Indoor vs. Outdoor Collectors: Indoor collectors are initially more affordable, but outdoor versions offer benefits such as heavy-duty construction and suitability for harsh climates. An outdoor collector not only conserves factory space but also reduces noise, aligning with long-term safety and efficiency objectives. High-quality outdoor collectors incorporate features like totally enclosed fan-cooled (TEFC) motors and heavy-duty powder-coated paint.

Damper Adjustments: The proper adjustment of dampers is key to optimizing airflow. Fans are usually designed to supply recommended airflow when the filter is dirty or at its life's end. But with clean filters, the initial startup pressure is low, leading to excess airflow. By adjusting the damper at startup, you can conserve energy and prevent premature filter clogging. Leaving the damper open might cause the fan to pull more air than intended, affecting efficiency.

Dust Removal: Regular cleaning of the dust collected is a simple yet often overlooked maintenance task. Neglected dust can accumulate over the top of the storage drum and back up into the system, causing malfunctions, or creating a mess and fire hazard when drums are moved.
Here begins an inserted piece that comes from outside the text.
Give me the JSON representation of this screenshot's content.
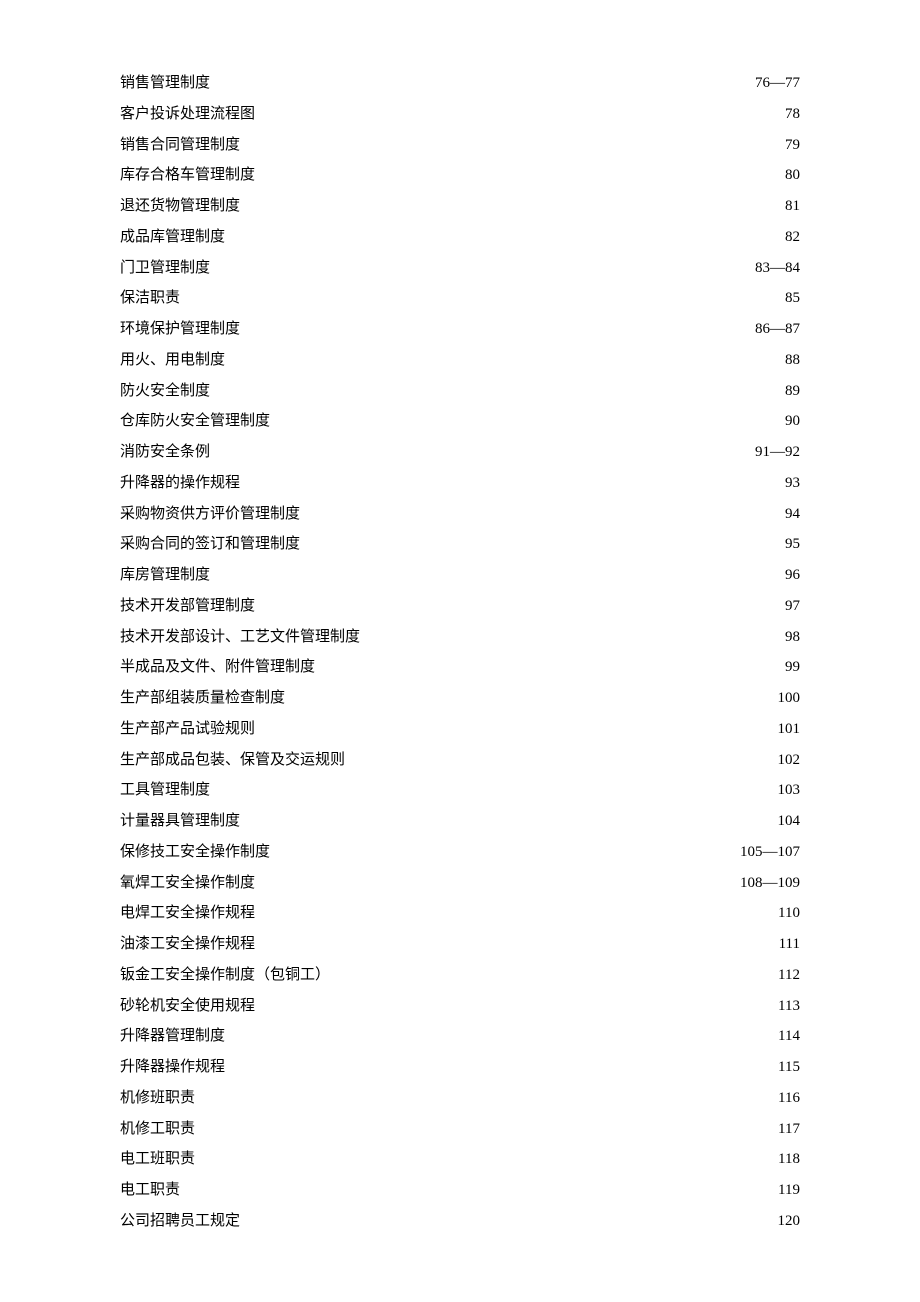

Regular cleaning of the storage drum helps to prevent these issues and maintain a safe working environment.

Final Thoughts

A high-efficiency weld fume collection system that is tailored specifically for your needs can greatly minimize workers' exposure to airborne contaminants produced during welding. This leads to a cleaner workspace, enhancing both comfort and morale, and can boost productivity and manufacturing dependability. In addition, a well-designed weld fume collection system will cut down on the risks of hazardous dust, aiding facility managers in meeting regulatory standards.

— Sponsored by CAMFIL —